Ok, so can you relate with me on this one?! I had the BIGGEST McDonalds craving today! Thankfully I was “lovin’ it” as I sank my teeth into a nice “McFresh Cheeseburger” after church. Do they have those where you are? Basically a double cheeseburger but they added cucumbers. Wasn’t sure if it was just a Russia thing. (And yes, that church “example” wasn’t too far from the truth.)

Moving+Tiredness+Foreign Language=Fun

Well, soon enough I will be back with an actual post. This experience of figuring out how to move everything across the country on short notice while trying to prepare for furlough and say all of our goodbyes has provided some great material for future posts! Thank you to those of you who have prayed for us. The whole experience has gone quite well considering all that has needed to be done. God really has been our strength!

I don’t have time for a usual post, but I had to share with you perhaps my best language blooper of the year.

The other day I went to one of the big supermarkets to ask for boxes. I went up to one of the worker ladies to explain what I needed, which really was a pretty simple request, yet she was absolutely confused. I meant simply to ask her for boxes for moving, but in my tired state of mind I inserted the word “bed” every time I meant to say “box.” The conversation went something like this:

Me: Hello, I was wondering if you gave away free beds for moving?

Lady: I’m sorry, what do you want again?

Me: Beds, you know, for moving. We’re moving across Russia and we need some large beds for storing our things.

Lady: (Seeing that I have my son with me) Do you mean baby beds? For travel?

Me: No! BEDS, like those ones over there (pointing to the cardboard boxes under a display of lawn chairs.)

Lady: (looking exceptionally confused, thinking I meant lawn chairs) Where are you from?

Me: The U.S.

Lady: (Trying to be helpful) Well, here in Russia we usually move our things in large bags.

Me: Well, what do you do if the things are fragile?

Lady: Put them in suitcases, or boxes.

Me: (Finally realizing I had been saying bed the whole time instead of box) OH!! That’s what I meant to say! Was I saying “beds” this whole time? I meant “boxes!”

Lady: (Laughing, but very politely) Yes, and I was so confused because I had never heard of moving beds. Sorry, but no, we do not have boxes.

Ok, now I am off to do some more cleaning of our apartment and packing of our bags!
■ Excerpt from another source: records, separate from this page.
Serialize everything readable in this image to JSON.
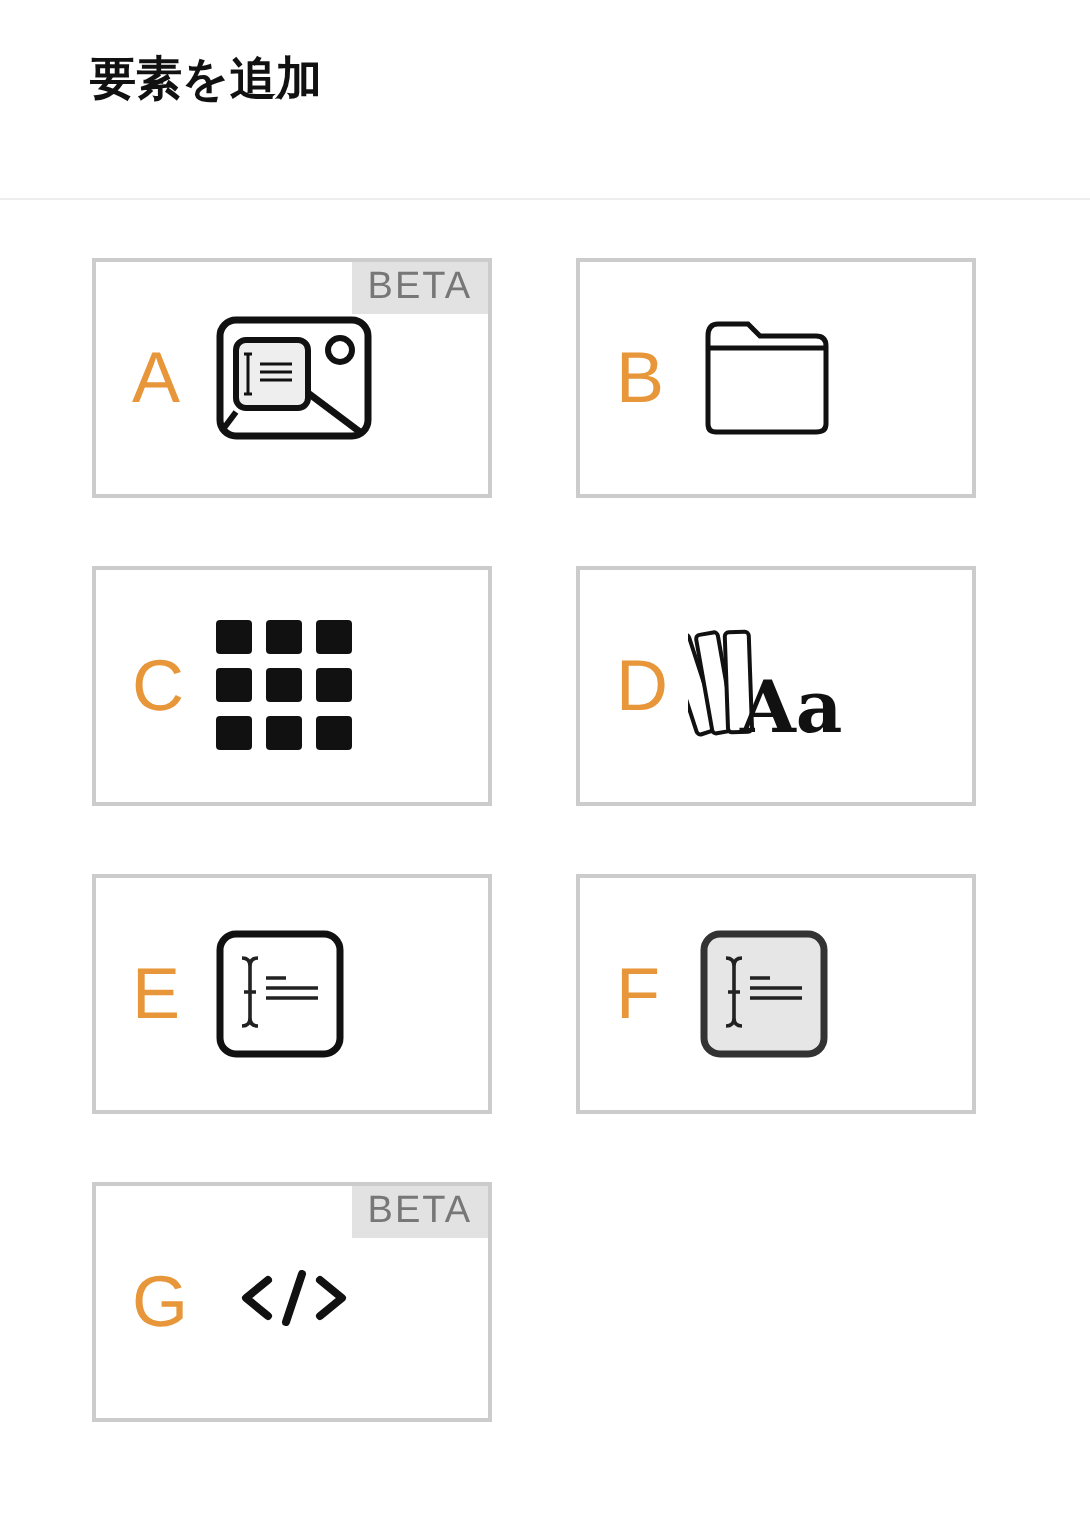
{
  "header": {
    "title": "要素を追加"
  },
  "cards": [
    {
      "letter": "A",
      "kind": "image-text",
      "badge": "BETA"
    },
    {
      "letter": "B",
      "kind": "folder"
    },
    {
      "letter": "C",
      "kind": "grid"
    },
    {
      "letter": "D",
      "kind": "typography",
      "sample": "Aa"
    },
    {
      "letter": "E",
      "kind": "text-box"
    },
    {
      "letter": "F",
      "kind": "text-box-filled"
    },
    {
      "letter": "G",
      "kind": "code",
      "badge": "BETA"
    }
  ]
}
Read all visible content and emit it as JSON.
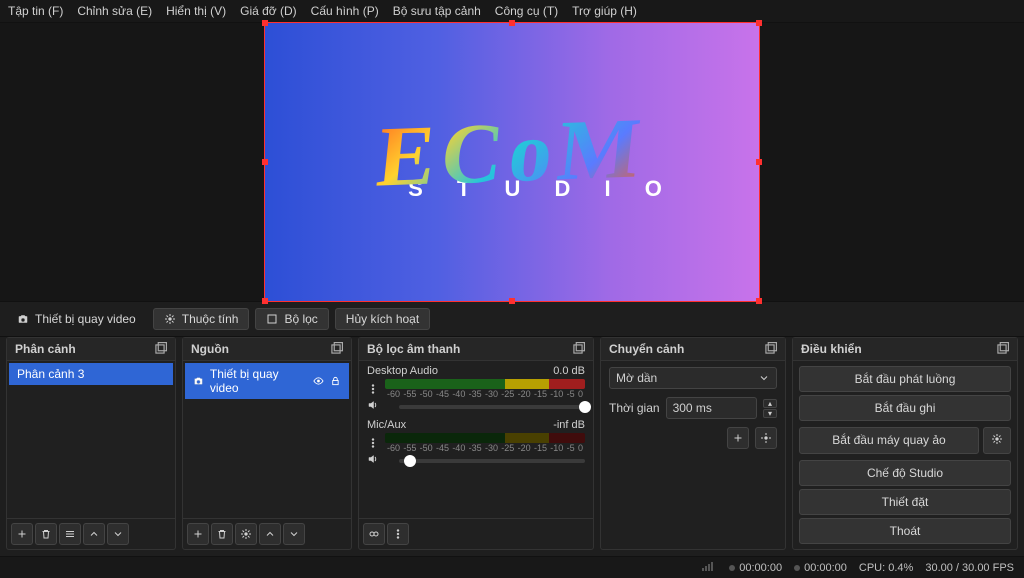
{
  "menu": {
    "file": "Tập tin (F)",
    "edit": "Chỉnh sửa (E)",
    "view": "Hiển thị (V)",
    "dock": "Giá đỡ (D)",
    "profile": "Cấu hình (P)",
    "scenes": "Bộ sưu tập cảnh",
    "tools": "Công cụ (T)",
    "help": "Trợ giúp (H)"
  },
  "preview": {
    "logo_script": "ECoM",
    "logo_sub": "S T U D I O"
  },
  "ctx": {
    "source_label": "Thiết bị quay video",
    "properties": "Thuộc tính",
    "filters": "Bộ lọc",
    "deactivate": "Hủy kích hoạt"
  },
  "scenes": {
    "title": "Phân cảnh",
    "items": [
      "Phân cảnh 3"
    ]
  },
  "sources": {
    "title": "Nguồn",
    "items": [
      {
        "label": "Thiết bị quay video",
        "visible": true,
        "locked": true
      }
    ]
  },
  "mixer": {
    "title": "Bộ lọc âm thanh",
    "ticks": [
      "-60",
      "-55",
      "-50",
      "-45",
      "-40",
      "-35",
      "-30",
      "-25",
      "-20",
      "-15",
      "-10",
      "-5",
      "0"
    ],
    "channels": [
      {
        "name": "Desktop Audio",
        "level": "0.0 dB",
        "active": true,
        "vol_pct": 100
      },
      {
        "name": "Mic/Aux",
        "level": "-inf dB",
        "active": false,
        "vol_pct": 6
      }
    ]
  },
  "transitions": {
    "title": "Chuyển cảnh",
    "selected": "Mờ dần",
    "duration_label": "Thời gian",
    "duration_value": "300 ms"
  },
  "controls": {
    "title": "Điều khiển",
    "stream": "Bắt đầu phát luồng",
    "record": "Bắt đầu ghi",
    "vcam": "Bắt đầu máy quay ảo",
    "studio": "Chế độ Studio",
    "settings": "Thiết đặt",
    "exit": "Thoát"
  },
  "status": {
    "live_time": "00:00:00",
    "rec_time": "00:00:00",
    "cpu": "CPU: 0.4%",
    "fps": "30.00 / 30.00 FPS"
  }
}
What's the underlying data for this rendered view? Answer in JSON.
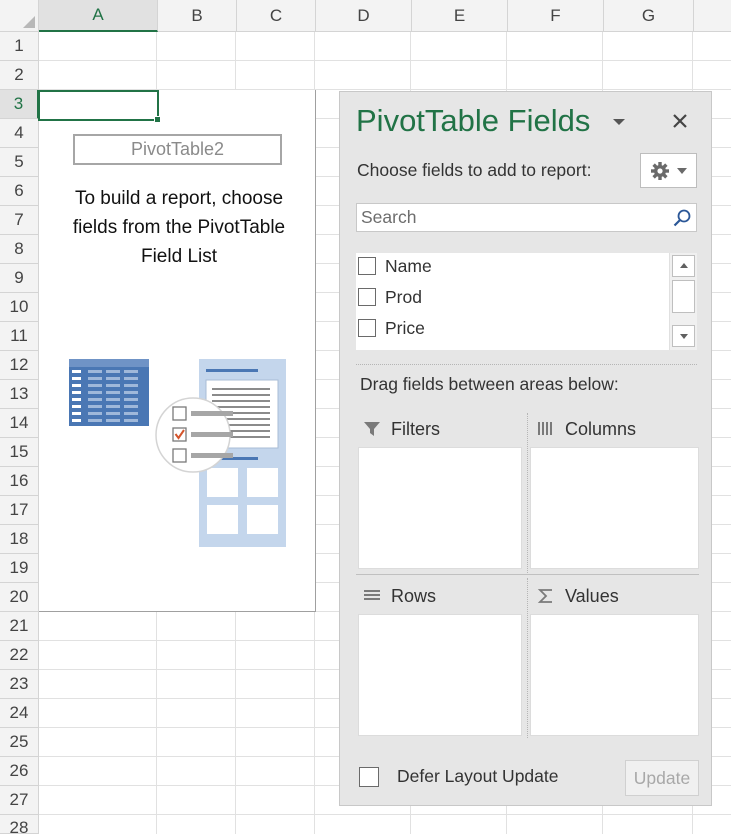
{
  "columns": [
    "A",
    "B",
    "C",
    "D",
    "E",
    "F",
    "G"
  ],
  "rows": [
    "1",
    "2",
    "3",
    "4",
    "5",
    "6",
    "7",
    "8",
    "9",
    "10",
    "11",
    "12",
    "13",
    "14",
    "15",
    "16",
    "17",
    "18",
    "19",
    "20",
    "21",
    "22",
    "23",
    "24",
    "25",
    "26",
    "27",
    "28"
  ],
  "selected": {
    "column": "A",
    "row": "3"
  },
  "pivot_placeholder": {
    "name": "PivotTable2",
    "message": "To build a report, choose\nfields from the PivotTable\nField List"
  },
  "field_list": {
    "title": "PivotTable Fields",
    "choose_label": "Choose fields to add to report:",
    "search_placeholder": "Search",
    "fields": [
      {
        "label": "Name",
        "checked": false
      },
      {
        "label": "Prod",
        "checked": false
      },
      {
        "label": "Price",
        "checked": false
      }
    ],
    "drag_label": "Drag fields between areas below:",
    "areas": {
      "filters": "Filters",
      "columns": "Columns",
      "rows": "Rows",
      "values": "Values"
    },
    "defer_label": "Defer Layout Update",
    "update_label": "Update"
  },
  "icons": {
    "pane_dropdown": "chevron-down-icon",
    "close": "close-icon",
    "tools": "gear-icon",
    "search": "search-icon",
    "filters": "filter-icon",
    "columns": "columns-icon",
    "rows": "rows-icon",
    "values": "sigma-icon"
  },
  "colors": {
    "accent": "#217346",
    "pane_bg": "#e6e6e6",
    "illustration_blue": "#4a77b4"
  }
}
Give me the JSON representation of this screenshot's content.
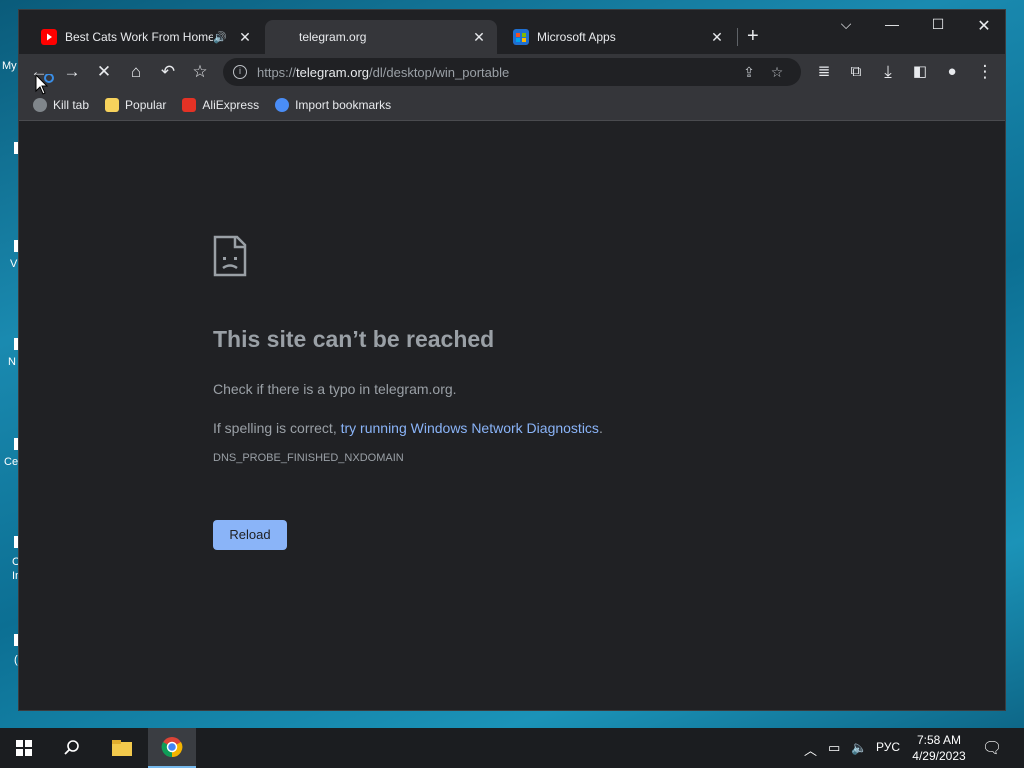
{
  "desktop": {
    "icon_labels": [
      "My",
      "V",
      "N",
      "Ce",
      "C",
      "In",
      "("
    ]
  },
  "browser": {
    "tabs": [
      {
        "title": "Best Cats Work From Home",
        "favicon": "youtube-icon",
        "audio": true,
        "active": false
      },
      {
        "title": "telegram.org",
        "favicon": "none",
        "active": true
      },
      {
        "title": "Microsoft Apps",
        "favicon": "microsoft-store-icon",
        "active": false
      }
    ],
    "omnibox": {
      "scheme": "https://",
      "host": "telegram.org",
      "path": "/dl/desktop/win_portable"
    },
    "bookmarks": [
      {
        "label": "Kill tab",
        "icon": "globe-icon"
      },
      {
        "label": "Popular",
        "icon": "folder-icon"
      },
      {
        "label": "AliExpress",
        "icon": "aliexpress-icon"
      },
      {
        "label": "Import bookmarks",
        "icon": "gear-icon"
      }
    ]
  },
  "error_page": {
    "title": "This site can’t be reached",
    "line1": "Check if there is a typo in telegram.org.",
    "line2_prefix": "If spelling is correct, ",
    "line2_link": "try running Windows Network Diagnostics",
    "line2_suffix": ".",
    "code": "DNS_PROBE_FINISHED_NXDOMAIN",
    "reload_label": "Reload"
  },
  "taskbar": {
    "language": "РУС",
    "time": "7:58 AM",
    "date": "4/29/2023"
  },
  "colors": {
    "accent_link": "#8ab4f8",
    "page_bg": "#202124",
    "toolbar_bg": "#35363a"
  }
}
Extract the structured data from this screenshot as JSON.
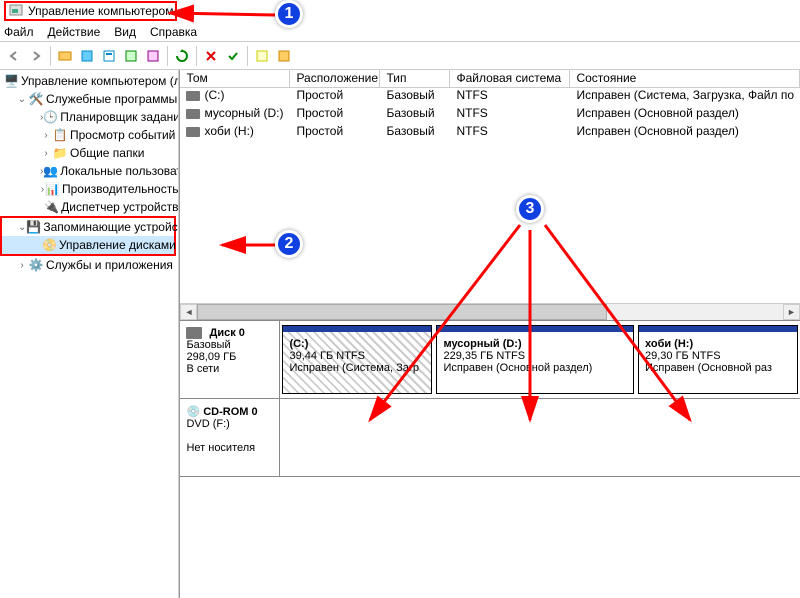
{
  "window": {
    "title": "Управление компьютером"
  },
  "menus": [
    "Файл",
    "Действие",
    "Вид",
    "Справка"
  ],
  "tree": {
    "root": "Управление компьютером (л",
    "groups": [
      {
        "label": "Служебные программы",
        "children": [
          "Планировщик заданий",
          "Просмотр событий",
          "Общие папки",
          "Локальные пользовате",
          "Производительность",
          "Диспетчер устройств"
        ]
      },
      {
        "label": "Запоминающие устройст",
        "children": [
          "Управление дисками"
        ]
      },
      {
        "label": "Службы и приложения",
        "children": []
      }
    ]
  },
  "vol_columns": [
    "Том",
    "Расположение",
    "Тип",
    "Файловая система",
    "Состояние"
  ],
  "volumes": [
    {
      "name": "(C:)",
      "layout": "Простой",
      "type": "Базовый",
      "fs": "NTFS",
      "state": "Исправен (Система, Загрузка, Файл по"
    },
    {
      "name": "мусорный (D:)",
      "layout": "Простой",
      "type": "Базовый",
      "fs": "NTFS",
      "state": "Исправен (Основной раздел)"
    },
    {
      "name": "хоби (H:)",
      "layout": "Простой",
      "type": "Базовый",
      "fs": "NTFS",
      "state": "Исправен (Основной раздел)"
    }
  ],
  "disks": [
    {
      "label": "Диск 0",
      "type": "Базовый",
      "size": "298,09 ГБ",
      "status": "В сети",
      "parts": [
        {
          "name": "(C:)",
          "size": "39,44 ГБ NTFS",
          "state": "Исправен (Система, Загр",
          "hatched": true
        },
        {
          "name": "мусорный (D:)",
          "size": "229,35 ГБ NTFS",
          "state": "Исправен (Основной раздел)",
          "hatched": false
        },
        {
          "name": "хоби (H:)",
          "size": "29,30 ГБ NTFS",
          "state": "Исправен (Основной раз",
          "hatched": false
        }
      ]
    },
    {
      "label": "CD-ROM 0",
      "type": "DVD (F:)",
      "size": "",
      "status": "Нет носителя",
      "parts": []
    }
  ],
  "annotations": {
    "b1": "1",
    "b2": "2",
    "b3": "3"
  }
}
We get on a plane to Seattle in a couple of days and once we are adjusted to life there, I’ll start posting more regularly. Take care!

Sweet Confused Multi-Lingual Children

happy

One of my absolute favortie things about getting to serve overseas is the fact that my kids are getting the opportunity to learn a second language! It is so adorable to hear Russian words and phrases coming out of their little mouths. For today’s post and question, I thought we could share some of those cute stories!

Here are mine:

1)My daughter (3 and a half) loves the old cartoon version of “The Lion, The Witch, and The Wardrobe,” except that the word “wardrobe” is a bit strange for her since we never use it. We do however use the Russian word for wardrobe (“shkoff”) all the time because we have several “shkoffs” in our home and it is just easier to say than “wardrobe.” Whenever my sweet daughter asks if she can watch her favorite movie, she says, “Mommy, can I watch “The Lion, The Witch, and the Shkoff?”

2)Also, my son (one and a half) has been responding to questions with “niet” rather than “no,” and prefers to say “paka” over “bye-bye.” He also often says “foo-ka-ka” instead of “yucky.”

3)My daughter LOVES to run up the old women in our community and shout “Babushka!” as she gives them a big hug. The “babushkas” here love it. I am just waiting for the time, though, where this happens in America on our furlough this summer! Should be hilarious!

4)We were eating “pelmeni” (traditional Russian dumplings) one day, and after finishing her bowl, my daughter exclaimed, “Look! I ate all of my pelicans!”

Ok, now it’s your turn! What is the cutest/funniest things your kids have said? Feel free to share even if it wasn’t in a foreign language!


Enter your email address to follow this blog and receive notifications of new posts by email.